Day 3 - 6: Shoot two arrows a day. Keep your bow in the garage and place a target in your yard or driveway. Before leaving and after getting home from work each day, shoot one arrow. Set the alarm on your phone for 30 seconds and walk in a large circle or just wander around with no particular rhyme or reason. Once the alarm goes off, find the target. Can you make the shot? The only way to find out is to try. This simulates a real hunting situation. One where you will need to guess yardages, compensate for angles, obstructions and even weather conditions. Sometimes it’s okay to say, “No, this is not a shot I would take,” and walk around again to reposition yourself. Once you decide it’s an ethical shot, shoot as though you were shooting the buck of your dreams.

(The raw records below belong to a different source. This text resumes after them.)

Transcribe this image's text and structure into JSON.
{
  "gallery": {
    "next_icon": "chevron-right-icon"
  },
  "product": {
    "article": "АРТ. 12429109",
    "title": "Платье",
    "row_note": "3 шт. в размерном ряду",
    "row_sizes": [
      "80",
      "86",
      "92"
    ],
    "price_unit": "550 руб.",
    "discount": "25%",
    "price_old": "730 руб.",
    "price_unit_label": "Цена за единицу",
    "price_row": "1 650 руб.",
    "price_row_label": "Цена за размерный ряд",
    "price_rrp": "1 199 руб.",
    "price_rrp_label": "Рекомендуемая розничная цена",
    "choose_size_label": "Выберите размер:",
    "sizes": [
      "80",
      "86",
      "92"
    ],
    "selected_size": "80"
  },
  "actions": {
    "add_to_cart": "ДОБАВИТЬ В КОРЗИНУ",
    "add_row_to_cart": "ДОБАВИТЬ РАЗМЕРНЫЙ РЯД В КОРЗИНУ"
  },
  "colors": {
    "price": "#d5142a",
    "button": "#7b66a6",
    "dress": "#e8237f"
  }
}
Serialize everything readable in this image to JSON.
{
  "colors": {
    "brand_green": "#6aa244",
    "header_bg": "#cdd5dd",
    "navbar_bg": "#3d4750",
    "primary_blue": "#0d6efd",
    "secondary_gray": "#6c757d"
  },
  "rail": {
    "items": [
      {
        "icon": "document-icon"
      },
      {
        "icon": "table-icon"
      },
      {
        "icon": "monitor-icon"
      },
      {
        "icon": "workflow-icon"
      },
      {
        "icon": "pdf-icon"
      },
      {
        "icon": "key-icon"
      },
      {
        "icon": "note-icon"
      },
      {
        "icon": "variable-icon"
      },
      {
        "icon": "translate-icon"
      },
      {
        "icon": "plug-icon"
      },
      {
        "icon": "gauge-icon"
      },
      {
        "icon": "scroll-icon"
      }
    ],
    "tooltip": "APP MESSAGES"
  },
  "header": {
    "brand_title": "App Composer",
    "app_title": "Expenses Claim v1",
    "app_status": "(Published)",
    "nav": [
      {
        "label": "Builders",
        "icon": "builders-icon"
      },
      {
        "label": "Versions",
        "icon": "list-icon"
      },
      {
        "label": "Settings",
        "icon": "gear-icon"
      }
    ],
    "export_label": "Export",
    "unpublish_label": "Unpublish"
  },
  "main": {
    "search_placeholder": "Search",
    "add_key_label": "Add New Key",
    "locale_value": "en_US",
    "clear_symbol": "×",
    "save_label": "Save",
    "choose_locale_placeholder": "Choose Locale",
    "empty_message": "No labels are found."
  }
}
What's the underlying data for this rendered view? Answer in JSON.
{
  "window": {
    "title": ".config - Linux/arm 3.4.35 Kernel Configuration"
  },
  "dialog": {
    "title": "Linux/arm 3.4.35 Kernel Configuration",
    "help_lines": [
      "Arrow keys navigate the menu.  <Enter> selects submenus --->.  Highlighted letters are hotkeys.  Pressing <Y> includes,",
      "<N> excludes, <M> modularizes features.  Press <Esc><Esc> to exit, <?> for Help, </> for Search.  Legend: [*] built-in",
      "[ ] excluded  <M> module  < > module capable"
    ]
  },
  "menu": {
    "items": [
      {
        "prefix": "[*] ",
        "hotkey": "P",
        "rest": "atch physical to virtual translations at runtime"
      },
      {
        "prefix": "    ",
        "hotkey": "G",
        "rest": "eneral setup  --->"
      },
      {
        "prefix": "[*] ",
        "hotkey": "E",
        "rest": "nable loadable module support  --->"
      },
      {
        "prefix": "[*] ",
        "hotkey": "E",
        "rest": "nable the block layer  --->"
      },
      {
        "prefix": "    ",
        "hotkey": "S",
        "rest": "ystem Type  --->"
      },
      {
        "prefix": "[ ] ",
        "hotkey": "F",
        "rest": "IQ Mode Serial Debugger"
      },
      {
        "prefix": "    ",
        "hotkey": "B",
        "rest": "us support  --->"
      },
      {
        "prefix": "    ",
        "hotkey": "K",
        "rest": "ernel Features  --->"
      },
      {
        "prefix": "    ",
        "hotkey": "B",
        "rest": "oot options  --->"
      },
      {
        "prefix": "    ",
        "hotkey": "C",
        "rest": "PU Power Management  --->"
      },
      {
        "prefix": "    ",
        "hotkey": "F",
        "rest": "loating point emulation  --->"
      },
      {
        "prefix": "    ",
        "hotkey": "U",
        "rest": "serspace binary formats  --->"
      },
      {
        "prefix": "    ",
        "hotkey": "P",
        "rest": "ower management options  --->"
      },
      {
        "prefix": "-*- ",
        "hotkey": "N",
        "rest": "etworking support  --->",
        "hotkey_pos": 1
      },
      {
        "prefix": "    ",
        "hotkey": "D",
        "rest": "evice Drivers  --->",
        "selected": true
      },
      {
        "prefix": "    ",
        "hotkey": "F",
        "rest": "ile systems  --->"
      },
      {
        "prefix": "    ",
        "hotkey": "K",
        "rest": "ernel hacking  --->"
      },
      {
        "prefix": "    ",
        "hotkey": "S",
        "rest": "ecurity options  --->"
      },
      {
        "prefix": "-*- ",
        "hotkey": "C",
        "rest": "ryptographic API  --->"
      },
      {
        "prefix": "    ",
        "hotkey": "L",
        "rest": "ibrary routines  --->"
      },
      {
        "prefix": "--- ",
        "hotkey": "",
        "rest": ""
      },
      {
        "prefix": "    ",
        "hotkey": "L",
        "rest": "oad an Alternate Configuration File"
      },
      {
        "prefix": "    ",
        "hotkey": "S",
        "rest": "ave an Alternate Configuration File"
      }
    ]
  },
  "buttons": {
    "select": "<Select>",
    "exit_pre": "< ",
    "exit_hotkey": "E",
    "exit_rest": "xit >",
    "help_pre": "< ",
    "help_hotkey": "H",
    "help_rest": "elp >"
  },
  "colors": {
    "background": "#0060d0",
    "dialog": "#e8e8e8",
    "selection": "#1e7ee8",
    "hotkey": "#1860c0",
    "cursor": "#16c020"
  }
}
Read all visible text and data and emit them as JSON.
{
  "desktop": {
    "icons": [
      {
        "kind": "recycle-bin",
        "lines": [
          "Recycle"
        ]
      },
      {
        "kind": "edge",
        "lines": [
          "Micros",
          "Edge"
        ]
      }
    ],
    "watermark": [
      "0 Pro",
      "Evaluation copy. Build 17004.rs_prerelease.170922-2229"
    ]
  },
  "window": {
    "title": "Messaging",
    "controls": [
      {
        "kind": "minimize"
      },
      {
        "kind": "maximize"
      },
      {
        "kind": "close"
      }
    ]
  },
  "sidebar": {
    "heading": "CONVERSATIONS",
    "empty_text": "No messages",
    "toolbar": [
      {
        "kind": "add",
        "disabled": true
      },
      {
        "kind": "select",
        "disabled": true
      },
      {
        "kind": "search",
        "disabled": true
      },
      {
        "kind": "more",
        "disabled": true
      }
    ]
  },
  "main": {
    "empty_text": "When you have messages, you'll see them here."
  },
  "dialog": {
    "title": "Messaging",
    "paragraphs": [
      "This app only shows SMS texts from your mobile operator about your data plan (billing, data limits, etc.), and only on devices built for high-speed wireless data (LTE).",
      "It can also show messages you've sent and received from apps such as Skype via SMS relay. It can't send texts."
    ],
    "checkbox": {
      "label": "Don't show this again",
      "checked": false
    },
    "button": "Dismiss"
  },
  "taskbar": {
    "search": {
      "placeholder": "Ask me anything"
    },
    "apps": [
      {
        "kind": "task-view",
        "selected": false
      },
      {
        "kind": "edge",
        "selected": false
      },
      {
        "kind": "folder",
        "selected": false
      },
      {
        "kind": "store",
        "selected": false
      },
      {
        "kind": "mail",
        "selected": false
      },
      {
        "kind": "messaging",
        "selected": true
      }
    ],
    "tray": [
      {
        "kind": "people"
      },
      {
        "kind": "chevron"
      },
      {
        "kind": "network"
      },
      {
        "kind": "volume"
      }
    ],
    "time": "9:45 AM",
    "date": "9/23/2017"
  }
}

Day 7: Hold a Dress Rehearsal. Take your target, dress in your hunting clothes - facemask, gloves, everything - and climb a tree stand. Pick a stand that will not have much deer activity around it and is far from bedding areas. Be sure to go in at a non-peak time. Or, you can always hang a tree stand in your yard.
When shooting at the target, focus on your form. In hunting situations, some bowhunters have the tendency to throw the fundamentals out the window. We need to maintain the same upper-body shooting form in the tree stand as we do at the range. This means we have to bend at the waist instead of dropping our bow arm to compensate for the downward angle. Once you are hitting the target with consistency, move it to another distance and angle.
It was Abraham Lincoln who said, “Things may come to those who wait, but only the things left by those who hustle.” Well, deer season is here for some and on the horizon for others, so it’s time to hustle.